It is a shame whenever any NFL player is injured, even if it means that an injury provides an advantage for the opposing team.
He is a vital weapon for that offense, yet most talking heads I heard on TV and radio today said the Eagles should easily beat the 49ers.
San Francisco needs to come out on fire and prove it is worthy.
In Philadelphia’s loss to Chicago, Westbrook’s production was missed.
Then came a tough game against an ascendant Washington team that has a Jim Zorn-modified version of the West Coast offense.
Westbrook fractured two ribs in that agonizing loss – the third out of Philadelphia’s past four games.
Sunday’s game will feature a Philadelphia team that believes it should be a Super Bowl contender, rather than the pretender the squad has been so far this year.
The Eagles’ propensity to be doing well in games, especially against bitter division rivals Dallas and Washington, is only surpassed by their inclination to self-destruct with what some observers would describe as foolish mistakes that have directly led to their losses.
With the 49ers, there was a glimmer of hope that they could have a winning season. In my heart, I hoped they would make the playoffs.
I’ve been bitterly disappointed, as I am sure the players and coaches are. They take the heat from everyone, including fans like me.
Many fans and the team’s coaches seemed to feel the 49ers were set for the year on defense, but I’m worried about their ability to overcome a losing record.
I admit the defense was on the field way too much against New England.
A case could even be made in other games; however, the defense should not have been overly tired when the momentum and scoreboard changed in those games. However, I’ve already written about that, so why belabor it?
The offense felt it had a decent shot of J.T. O’Sullivan leading an attack where he would have the advantage of a decent rushing attack while having Isaac Bruce to hit on long passes.
I’m still hoping for a game where the offense gels, but as I wrote in another article, the brightest spot on offense is Frank Gore.
Before you trash O’Sullivan too much, you have to realize that Mike Martz’s offense is complex, O’Sullivan is really a rookie, and he doesn’t have great receivers.
Although I deeply respect Bruce – a San Francisco one-man eliminator in some past games, he isn’t the Bruce of old, but he’s good enough.

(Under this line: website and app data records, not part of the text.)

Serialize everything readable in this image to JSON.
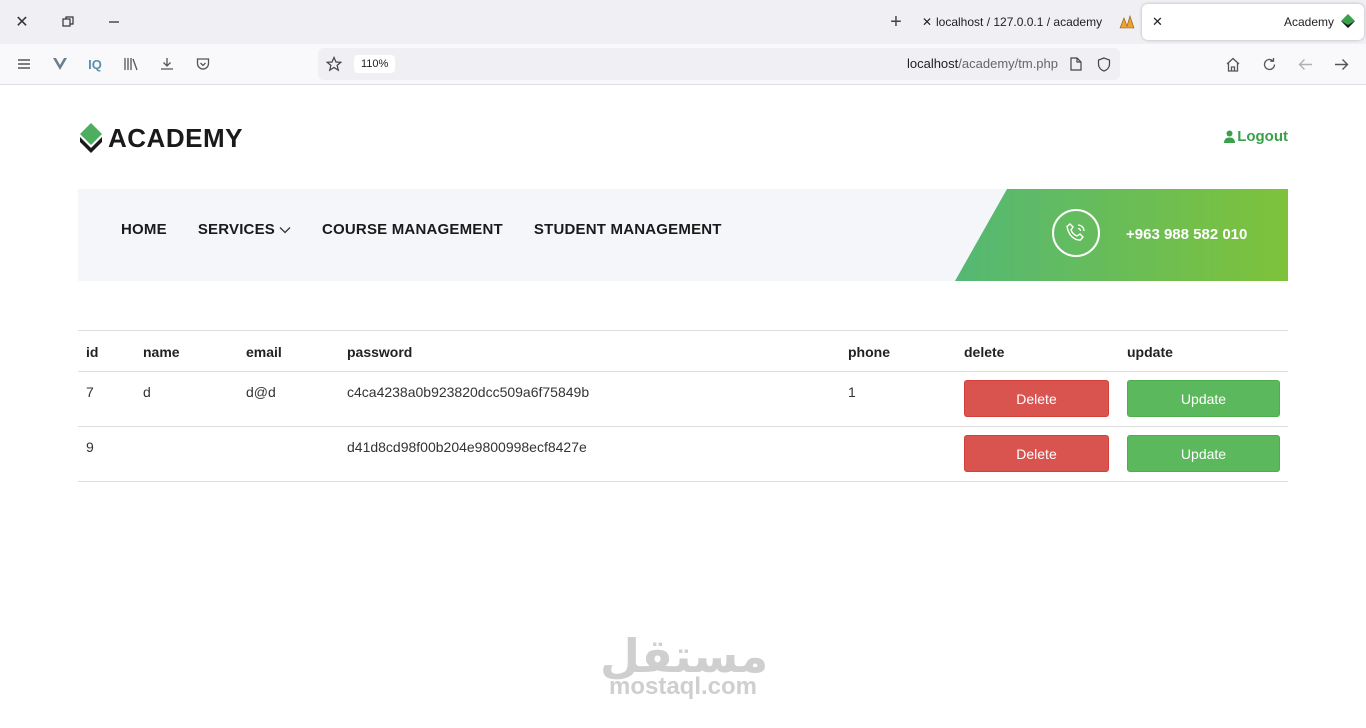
{
  "browser": {
    "tabs": [
      {
        "title": "localhost / 127.0.0.1 / academy"
      },
      {
        "title": "Academy"
      }
    ],
    "zoom": "110%",
    "url_host": "localhost",
    "url_path": "/academy/tm.php"
  },
  "header": {
    "logo_text": "ACADEMY",
    "logout_label": "Logout"
  },
  "nav": {
    "items": [
      {
        "label": "HOME"
      },
      {
        "label": "SERVICES"
      },
      {
        "label": "COURSE MANAGEMENT"
      },
      {
        "label": "STUDENT MANAGEMENT"
      }
    ],
    "phone": "+963 988 582 010"
  },
  "table": {
    "columns": [
      "id",
      "name",
      "email",
      "password",
      "phone",
      "delete",
      "update"
    ],
    "rows": [
      {
        "id": "7",
        "name": "d",
        "email": "d@d",
        "password": "c4ca4238a0b923820dcc509a6f75849b",
        "phone": "1",
        "delete": "Delete",
        "update": "Update"
      },
      {
        "id": "9",
        "name": "",
        "email": "",
        "password": "d41d8cd98f00b204e9800998ecf8427e",
        "phone": "",
        "delete": "Delete",
        "update": "Update"
      }
    ]
  },
  "watermark": {
    "arabic": "مستقل",
    "latin": "mostaql.com"
  },
  "colors": {
    "accent_green": "#3aa04a",
    "delete_red": "#d9534f",
    "update_green": "#5cb85c"
  }
}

He brings a sense of dignity to this team both on and off the field. Let’s hope his polish rubs off on an offense that needs a good game against Philadelphia to stay at 500.